*Material for this task:*
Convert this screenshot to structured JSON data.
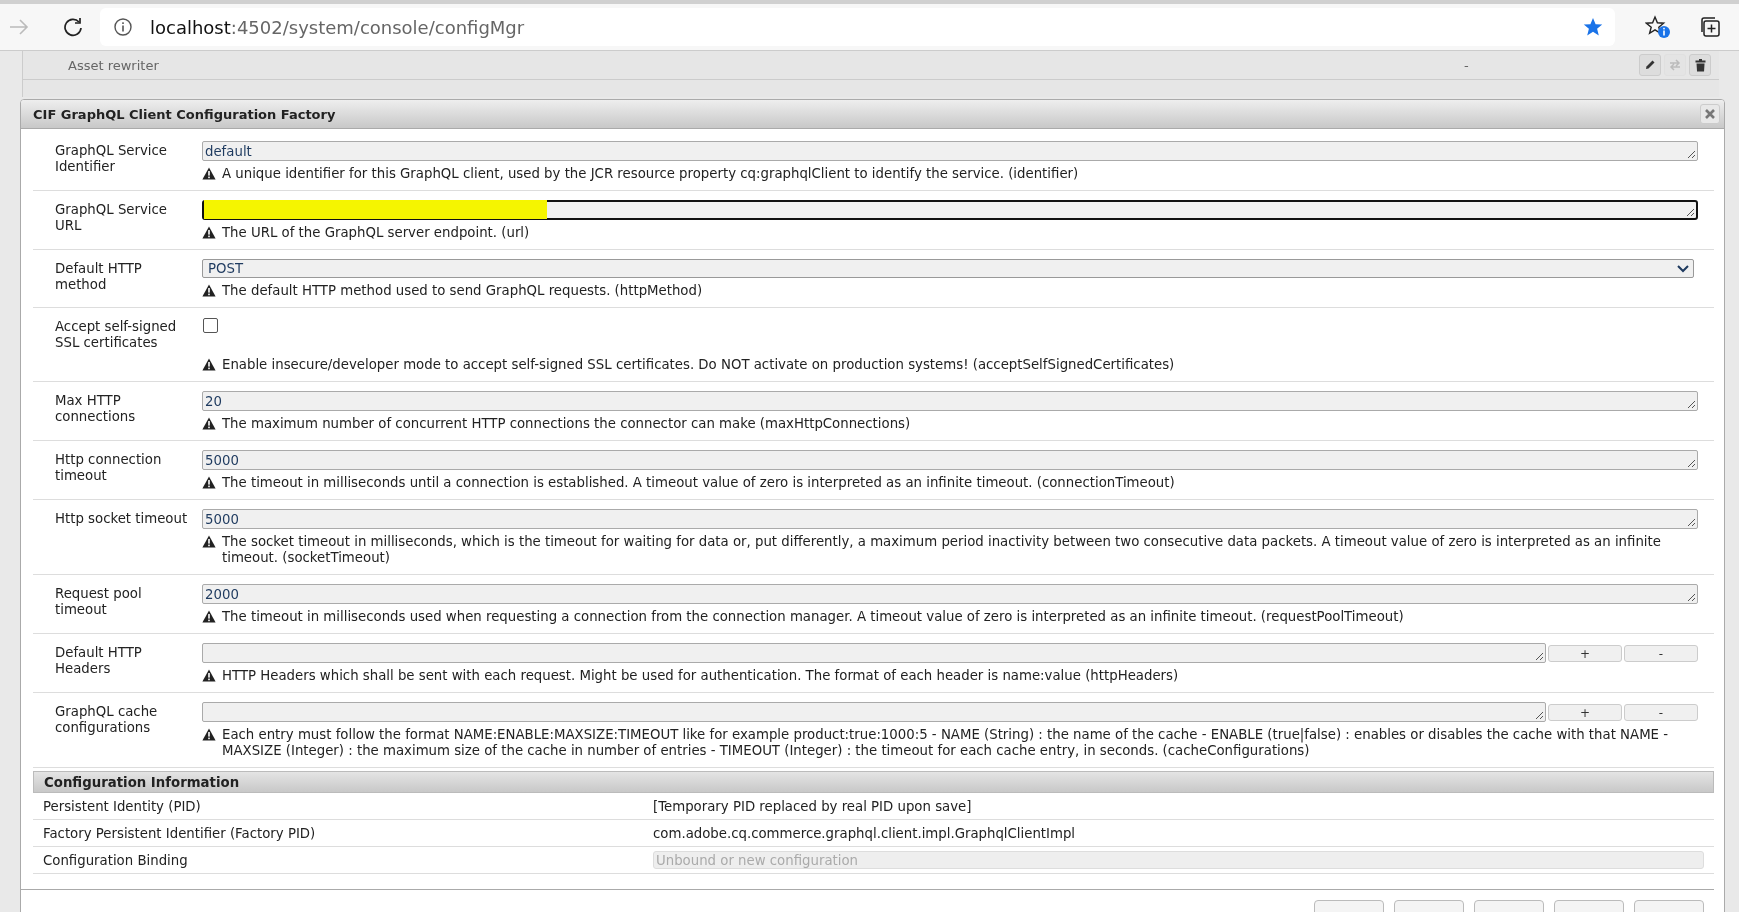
{
  "browser": {
    "url_host": "localhost",
    "url_path": ":4502/system/console/configMgr",
    "bookmarked": true
  },
  "background_list": [
    {
      "name": "Asset rewriter",
      "version": "-"
    }
  ],
  "dialog": {
    "title": "CIF GraphQL Client Configuration Factory",
    "fields": [
      {
        "kind": "text",
        "label": "GraphQL Service Identifier",
        "value": "default",
        "focused": false,
        "help": "A unique identifier for this GraphQL client, used by the JCR resource property cq:graphqlClient to identify the service. (identifier)"
      },
      {
        "kind": "text",
        "label": "GraphQL Service URL",
        "focused": true,
        "redacted": true,
        "help": "The URL of the GraphQL server endpoint. (url)"
      },
      {
        "kind": "select",
        "label": "Default HTTP method",
        "value": "POST",
        "help": "The default HTTP method used to send GraphQL requests. (httpMethod)"
      },
      {
        "kind": "checkbox",
        "label": "Accept self-signed SSL certificates",
        "checked": false,
        "help": "Enable insecure/developer mode to accept self-signed SSL certificates. Do NOT activate on production systems! (acceptSelfSignedCertificates)"
      },
      {
        "kind": "text",
        "label": "Max HTTP connections",
        "value": "20",
        "focused": false,
        "help": "The maximum number of concurrent HTTP connections the connector can make (maxHttpConnections)"
      },
      {
        "kind": "text",
        "label": "Http connection timeout",
        "value": "5000",
        "focused": false,
        "help": "The timeout in milliseconds until a connection is established. A timeout value of zero is interpreted as an infinite timeout. (connectionTimeout)"
      },
      {
        "kind": "text",
        "label": "Http socket timeout",
        "value": "5000",
        "focused": false,
        "help": "The socket timeout in milliseconds, which is the timeout for waiting for data or, put differently, a maximum period inactivity between two consecutive data packets. A timeout value of zero is interpreted as an infinite timeout. (socketTimeout)"
      },
      {
        "kind": "text",
        "label": "Request pool timeout",
        "value": "2000",
        "focused": false,
        "help": "The timeout in milliseconds used when requesting a connection from the connection manager. A timeout value of zero is interpreted as an infinite timeout. (requestPoolTimeout)"
      },
      {
        "kind": "multi",
        "label": "Default HTTP Headers",
        "add": "+",
        "remove": "-",
        "help": "HTTP Headers which shall be sent with each request. Might be used for authentication. The format of each header is name:value (httpHeaders)"
      },
      {
        "kind": "multi",
        "label": "GraphQL cache configurations",
        "add": "+",
        "remove": "-",
        "help": "Each entry must follow the format NAME:ENABLE:MAXSIZE:TIMEOUT like for example product:true:1000:5 - NAME (String) : the name of the cache - ENABLE (true|false) : enables or disables the cache with that NAME - MAXSIZE (Integer) : the maximum size of the cache in number of entries - TIMEOUT (Integer) : the timeout for each cache entry, in seconds. (cacheConfigurations)"
      }
    ],
    "info": {
      "title": "Configuration Information",
      "rows": [
        {
          "kind": "text",
          "label": "Persistent Identity (PID)",
          "value": "[Temporary PID replaced by real PID upon save]"
        },
        {
          "kind": "text",
          "label": "Factory Persistent Identifier (Factory PID)",
          "value": "com.adobe.cq.commerce.graphql.client.impl.GraphqlClientImpl"
        },
        {
          "kind": "disabled-field",
          "label": "Configuration Binding",
          "value": "Unbound or new configuration"
        }
      ]
    }
  }
}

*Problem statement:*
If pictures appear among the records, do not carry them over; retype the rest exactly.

*Exercise result:*
Convert this screenshot to structured JSON data.
{
  "browser": {
    "url_host": "localhost",
    "url_path": ":4502/system/console/configMgr",
    "bookmarked": true
  },
  "background_list": [
    {
      "name": "Asset rewriter",
      "version": "-"
    }
  ],
  "dialog": {
    "title": "CIF GraphQL Client Configuration Factory",
    "fields": [
      {
        "kind": "text",
        "label": "GraphQL Service Identifier",
        "value": "default",
        "focused": false,
        "help": "A unique identifier for this GraphQL client, used by the JCR resource property cq:graphqlClient to identify the service. (identifier)"
      },
      {
        "kind": "text",
        "label": "GraphQL Service URL",
        "focused": true,
        "redacted": true,
        "help": "The URL of the GraphQL server endpoint. (url)"
      },
      {
        "kind": "select",
        "label": "Default HTTP method",
        "value": "POST",
        "help": "The default HTTP method used to send GraphQL requests. (httpMethod)"
      },
      {
        "kind": "checkbox",
        "label": "Accept self-signed SSL certificates",
        "checked": false,
        "help": "Enable insecure/developer mode to accept self-signed SSL certificates. Do NOT activate on production systems! (acceptSelfSignedCertificates)"
      },
      {
        "kind": "text",
        "label": "Max HTTP connections",
        "value": "20",
        "focused": false,
        "help": "The maximum number of concurrent HTTP connections the connector can make (maxHttpConnections)"
      },
      {
        "kind": "text",
        "label": "Http connection timeout",
        "value": "5000",
        "focused": false,
        "help": "The timeout in milliseconds until a connection is established. A timeout value of zero is interpreted as an infinite timeout. (connectionTimeout)"
      },
      {
        "kind": "text",
        "label": "Http socket timeout",
        "value": "5000",
        "focused": false,
        "help": "The socket timeout in milliseconds, which is the timeout for waiting for data or, put differently, a maximum period inactivity between two consecutive data packets. A timeout value of zero is interpreted as an infinite timeout. (socketTimeout)"
      },
      {
        "kind": "text",
        "label": "Request pool timeout",
        "value": "2000",
        "focused": false,
        "help": "The timeout in milliseconds used when requesting a connection from the connection manager. A timeout value of zero is interpreted as an infinite timeout. (requestPoolTimeout)"
      },
      {
        "kind": "multi",
        "label": "Default HTTP Headers",
        "add": "+",
        "remove": "-",
        "help": "HTTP Headers which shall be sent with each request. Might be used for authentication. The format of each header is name:value (httpHeaders)"
      },
      {
        "kind": "multi",
        "label": "GraphQL cache configurations",
        "add": "+",
        "remove": "-",
        "help": "Each entry must follow the format NAME:ENABLE:MAXSIZE:TIMEOUT like for example product:true:1000:5 - NAME (String) : the name of the cache - ENABLE (true|false) : enables or disables the cache with that NAME - MAXSIZE (Integer) : the maximum size of the cache in number of entries - TIMEOUT (Integer) : the timeout for each cache entry, in seconds. (cacheConfigurations)"
      }
    ],
    "info": {
      "title": "Configuration Information",
      "rows": [
        {
          "kind": "text",
          "label": "Persistent Identity (PID)",
          "value": "[Temporary PID replaced by real PID upon save]"
        },
        {
          "kind": "text",
          "label": "Factory Persistent Identifier (Factory PID)",
          "value": "com.adobe.cq.commerce.graphql.client.impl.GraphqlClientImpl"
        },
        {
          "kind": "disabled-field",
          "label": "Configuration Binding",
          "value": "Unbound or new configuration"
        }
      ]
    }
  }
}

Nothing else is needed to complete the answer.